This is an opinion column by Del. Ken Plum (D), who represents Reston in Virginia’s House of Delegates. It does not reflect the opinion of Reston Now.
My mom and dad were married in 1928 just before the Great Depression that lasted from 1929 to 1939. They grew up less than three miles apart, and Mom’s father who was a carpenter helped them build a house almost exactly halfway between the homes in which they had grown up. My dad worked for his father on the family farm in rural Page County, Virginia, growing grains and converting some of them into a liquid product (moonshine)!
The Great Depression was the greatest economic disaster the world had ever experienced to that time, and its impact was exacerbated by a drought. Mom and Dad never forgot the hardships they endured during that first decade of married life together, and those early experiences affected their entire lives. They developed skills of self-reliance and frugality that stayed with them even as economic times got easier for them later in their lives.

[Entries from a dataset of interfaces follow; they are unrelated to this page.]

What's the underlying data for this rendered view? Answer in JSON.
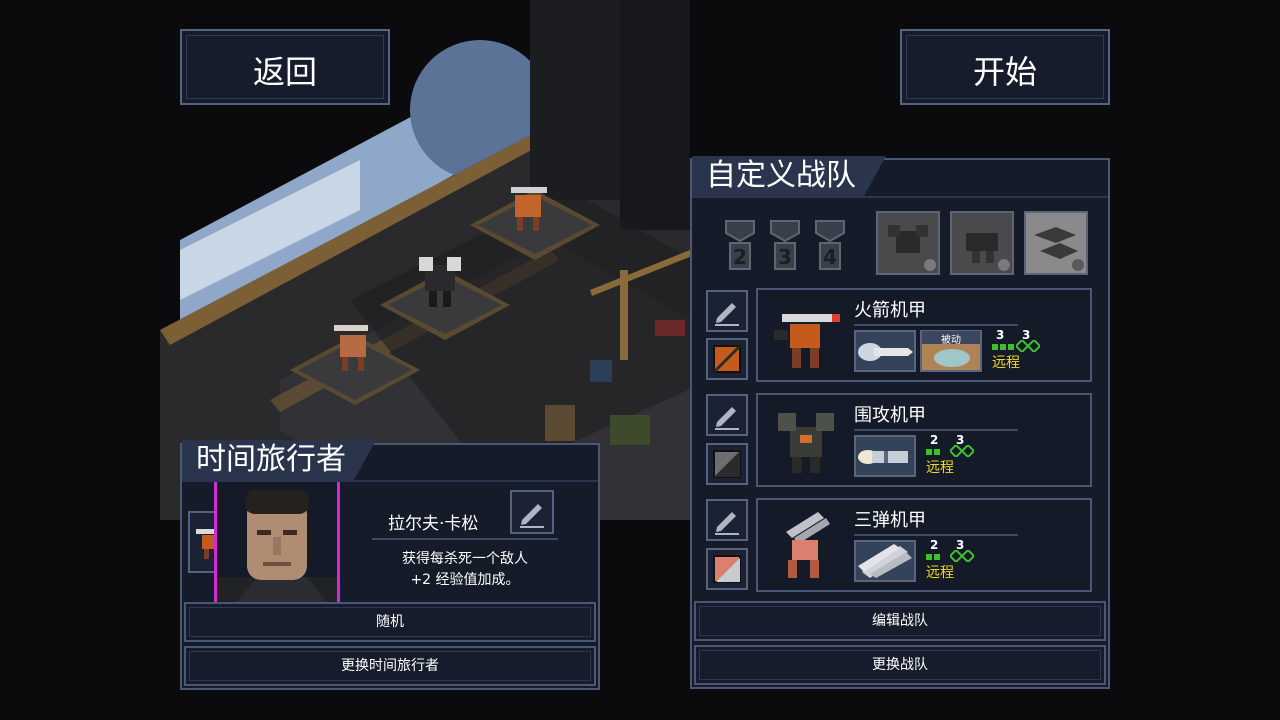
{
  "nav": {
    "back_label": "返回",
    "start_label": "开始"
  },
  "pilot_panel": {
    "title": "时间旅行者",
    "pilot_name": "拉尔夫·卡松",
    "ability_line1": "获得每杀死一个敌人",
    "ability_line2": "+2 经验值加成。",
    "random_label": "随机",
    "change_label": "更换时间旅行者"
  },
  "squad_panel": {
    "title": "自定义战队",
    "medals": [
      "2",
      "3",
      "4"
    ],
    "mechs": [
      {
        "name": "火箭机甲",
        "passive_label": "被动",
        "move": "3",
        "hp": "3",
        "range": "远程",
        "color_a": "#c45a1c",
        "color_b": "#2a2a2a"
      },
      {
        "name": "围攻机甲",
        "move": "2",
        "hp": "3",
        "range": "远程",
        "color_a": "#6e6e6e",
        "color_b": "#2b2b2b"
      },
      {
        "name": "三弹机甲",
        "move": "2",
        "hp": "3",
        "range": "远程",
        "color_a": "#d9806e",
        "color_b": "#c8cbd0"
      }
    ],
    "edit_label": "编辑战队",
    "change_label": "更换战队"
  },
  "colors": {
    "accent_yellow": "#f2d51f",
    "accent_green": "#3ec22c",
    "pilot_border": "#d22bd6"
  }
}
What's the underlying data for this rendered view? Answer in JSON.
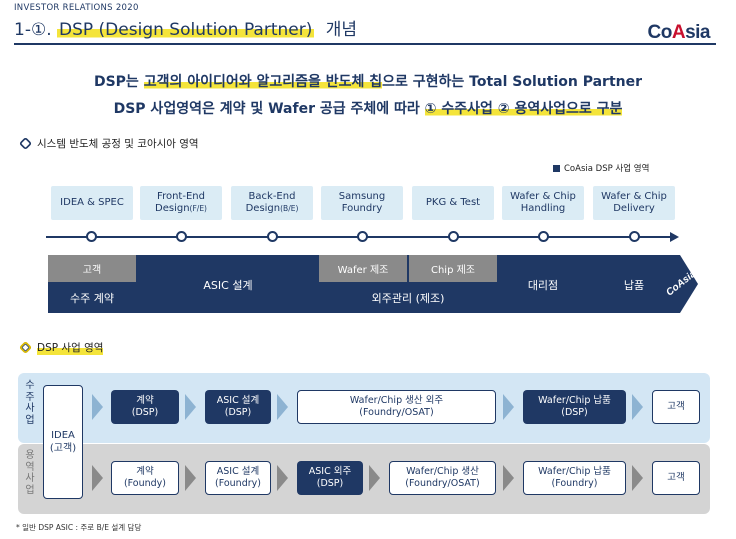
{
  "header": {
    "kicker": "INVESTOR  RELATIONS 2020",
    "number": "1-①.",
    "title_hl": "DSP (Design Solution Partner)",
    "title_tail": "개념",
    "logo_a": "Co",
    "logo_b": "A",
    "logo_c": "sia"
  },
  "headline": {
    "line1_a": "DSP는 ",
    "line1_hl": "고객의 아이디어와 알고리즘을 반도체 칩",
    "line1_b": "으로 구현하는 Total Solution Partner",
    "line2_a": "DSP 사업영역은 계약 및 Wafer 공급 주체에 따라 ",
    "line2_hl": "① 수주사업 ② 용역사업으로 구분"
  },
  "section1": {
    "title": "시스템 반도체 공정 및 코아시아 영역",
    "legend": "CoAsia DSP 사업 영역",
    "stages": [
      {
        "line1": "IDEA & SPEC",
        "line2": "",
        "sub": ""
      },
      {
        "line1": "Front-End",
        "line2": "Design",
        "sub": "(F/E)"
      },
      {
        "line1": "Back-End",
        "line2": "Design",
        "sub": "(B/E)"
      },
      {
        "line1": "Samsung",
        "line2": "Foundry",
        "sub": ""
      },
      {
        "line1": "PKG & Test",
        "line2": "",
        "sub": ""
      },
      {
        "line1": "Wafer & Chip",
        "line2": "Handling",
        "sub": ""
      },
      {
        "line1": "Wafer & Chip",
        "line2": "Delivery",
        "sub": ""
      }
    ],
    "band": {
      "customer": "고객",
      "order": "수주 계약",
      "asic": "ASIC 설계",
      "wafer_mfg": "Wafer 제조",
      "chip_mfg": "Chip 제조",
      "outsourcing": "외주관리 (제조)",
      "agency": "대리점",
      "delivery": "납품",
      "brand": "CoAsia"
    }
  },
  "section2": {
    "title": "DSP 사업 영역",
    "label_top": [
      "수",
      "주",
      "사",
      "업"
    ],
    "label_bottom": [
      "용",
      "역",
      "사",
      "업"
    ],
    "idea_line1": "IDEA",
    "idea_line2": "(고객)",
    "top_row": [
      {
        "line1": "계약",
        "line2": "(DSP)"
      },
      {
        "line1": "ASIC 설계",
        "line2": "(DSP)"
      },
      {
        "line1": "Wafer/Chip 생산 외주",
        "line2": "(Foundry/OSAT)"
      },
      {
        "line1": "Wafer/Chip 납품",
        "line2": "(DSP)"
      },
      {
        "line1": "고객",
        "line2": ""
      }
    ],
    "bottom_row": [
      {
        "line1": "계약",
        "line2": "(Foundy)"
      },
      {
        "line1": "ASIC 설계",
        "line2": "(Foundry)"
      },
      {
        "line1": "ASIC 외주",
        "line2": "(DSP)"
      },
      {
        "line1": "Wafer/Chip 생산",
        "line2": "(Foundry/OSAT)"
      },
      {
        "line1": "Wafer/Chip 납품",
        "line2": "(Foundry)"
      },
      {
        "line1": "고객",
        "line2": ""
      }
    ]
  },
  "footnote": "* 일반 DSP ASIC : 주로 B/E 설계 담당",
  "colors": {
    "navy": "#1f3864",
    "highlight": "#f4e43a",
    "light_blue": "#d3e6f4",
    "grey": "#8a8a8a"
  }
}
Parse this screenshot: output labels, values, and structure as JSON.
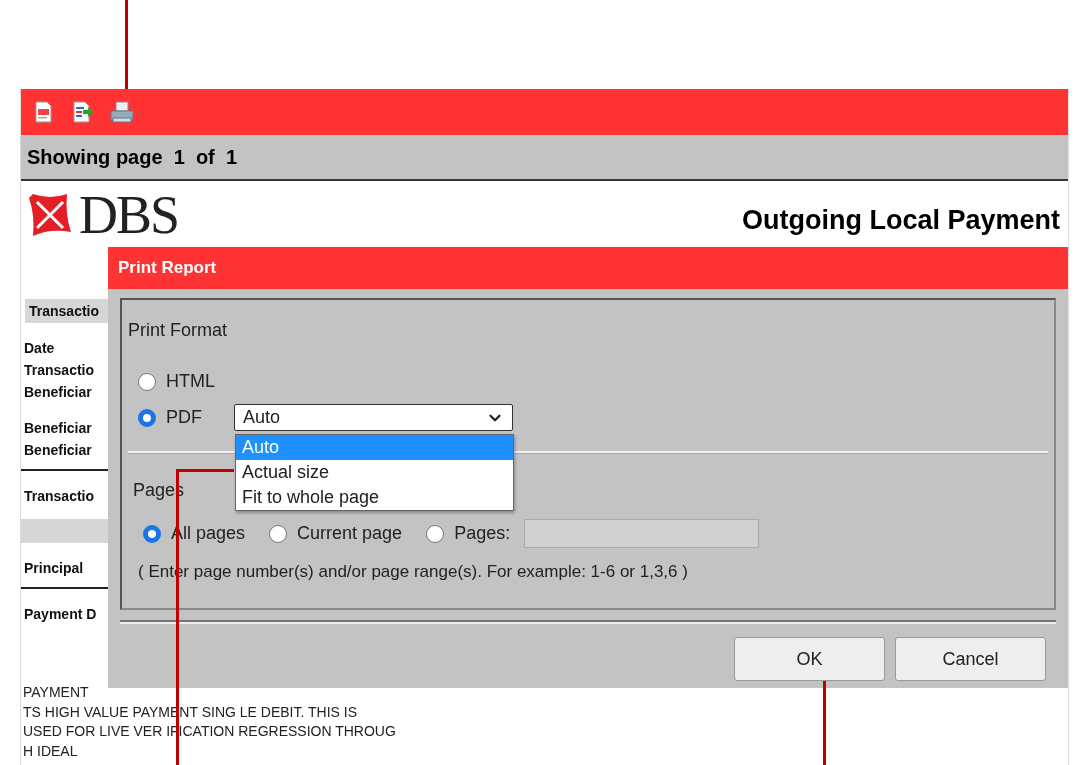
{
  "page_bar": {
    "text": "Showing page  1  of  1"
  },
  "report": {
    "logo": "DBS",
    "title": "Outgoing Local Payment",
    "sections": [
      {
        "kind": "band",
        "label": "Transactio"
      },
      {
        "kind": "fields",
        "labels": [
          "Date",
          "Transactio",
          "Beneficiar"
        ]
      },
      {
        "kind": "fields",
        "labels": [
          "Beneficiar",
          "Beneficiar"
        ]
      },
      {
        "kind": "rule"
      },
      {
        "kind": "fields",
        "labels": [
          "Transactio"
        ]
      },
      {
        "kind": "band"
      },
      {
        "kind": "fields",
        "labels": [
          "Principal"
        ]
      },
      {
        "kind": "rule"
      },
      {
        "kind": "fields",
        "labels": [
          "Payment D"
        ]
      },
      {
        "kind": "text",
        "lines": [
          "PAYMENT",
          "TS HIGH VALUE PAYMENT SING LE DEBIT. THIS IS",
          "USED FOR LIVE VER IFICATION REGRESSION THROUG",
          "H IDEAL"
        ]
      }
    ]
  },
  "dialog": {
    "title": "Print Report",
    "format": {
      "legend": "Print Format",
      "options": [
        {
          "label": "HTML",
          "selected": false
        },
        {
          "label": "PDF",
          "selected": true
        }
      ],
      "select": {
        "value": "Auto",
        "expanded": true,
        "options": [
          {
            "label": "Auto",
            "selected": true
          },
          {
            "label": "Actual size",
            "selected": false
          },
          {
            "label": "Fit to whole page",
            "selected": false
          }
        ]
      }
    },
    "pages": {
      "legend": "Pages",
      "options": [
        {
          "label": "All pages",
          "selected": true
        },
        {
          "label": "Current page",
          "selected": false
        },
        {
          "label": "Pages:",
          "selected": false
        }
      ],
      "range_field": {
        "disabled": true
      },
      "hint": "( Enter page number(s) and/or page range(s). For example: 1-6 or 1,3,6 )"
    },
    "buttons": [
      "OK",
      "Cancel"
    ]
  }
}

My dad farmed about an acre of vegetables that fed us throughout the summer and for the rest of the year as my mom canned or later when they had electricity and a freezer froze food for future consumption. We always grew enough potatoes to fill a garner in the cellar (essentially a basement with a dirt floor) to last us all year. In the earliest years of their marriage, more than a decade before I came along as the youngest of their three sons, they had a cow for milk and raised a hog for butchering.
To supplement the meager income Dad had from farming with my grandfather, they would pick huckleberries in the foothills of the Blue Ridge Mountains that are now part of the Shenandoah National Park. They picked wild strawberries and blackberries for home consumption of jams and jellies Mom would make. Their most profitable side-line was selling the meat of black walnuts that they had gathered from the area. Cracking a black walnut takes a lot of force and know-how. They were extremely frugal as they had to be. Well after the Great Depression ended and I was a young person we used our wax paper and tin (aluminum) foil more than once by simply wiping it off after each use.
Dad and Mom never lost their love and appreciation for President Franklin Roosevelt whom they credited with saving the country. They responded to his fireside chats that assured them that they had “nothing to fear but fear itself.” When the Great Depression finally ended and Dad went to work “in the public” meaning that he no longer worked for his father, their economic situation improved with his being in a unionized job and as the entire country improved with the New Deal.
In many of the same ways that my parents experienced the first Great Depression, future generations will have been impacted by the next Great Depression coming on the heels of the COVID-19 pandemic we are now experiencing. With hard work, strong faith, frugality, honest leadership, and perseverance they will be able to share the things they are now having to do to survive.